Wanting more leisure time and personal freedom; not having a partner yet; not being able to afford child-care costs — these were the top reasons young adults gave for not wanting or not being sure they wanted children, according to a new survey conducted by Morning Consult for The New York Times.
Yet, when I review the graph Ms. Miller provides with her article, I find that the recession and economics are very much on people’s minds. The first, third, fourth, fifth, and sixth-highest ranked reasons are all about financial concerns.
There are indeed a number of non-financial causes. Yet, economic anxiety predominates, which means that birthrates should edge up once we are further into the recovery.
Yet, I see a warning for the toy industry in the continuing, long-term decline in births. We are in the midst of a protracted era of fewer children. Countries with educated populations and a high percentage of women in careers lead to potential parents limiting the number of babies they bring into the world.
It’s not just the birthrate. The U.S. is restricting legal immigration into the United States, limiting the growth in the child population.
What is the toy industry to do?
We begin by accepting that the days of a gusher of new child consumers every year will continue to decline. Not as precipitously as the last year but still by an uncomfortably large number.
The next step is to analyze which adults are having babies. Who are these new parents? Are they older? Are they more economically advantaged? Are they less worried about the economics of just getting by, and therefore more likely to have children?
The toy industry needs to take a hard look at where we fit into people’s lives. Better toys at higher retails, toys that remain in homes rather than adding ending up in landfills, that provide emotional and educational value, and an investment rather than a purchase may be how we maintain our levels of revenue and even exceed the past.
What are your thoughts?

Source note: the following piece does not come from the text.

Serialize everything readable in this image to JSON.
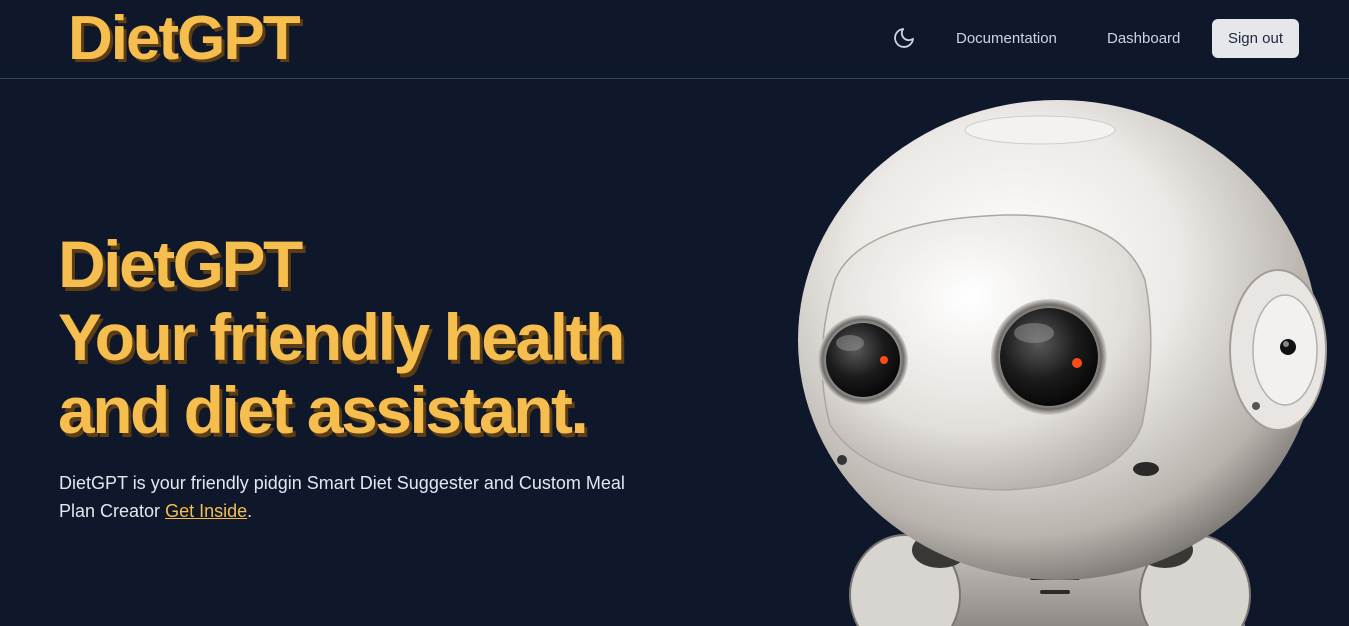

Alway love it when you promote legacy over landfill toys. In my mind, it’s where it’s going. It’s not surprising that climate change factored in there around the middle of the stack of reasons. My two younger siblings are both foregoing children in part because of climate change.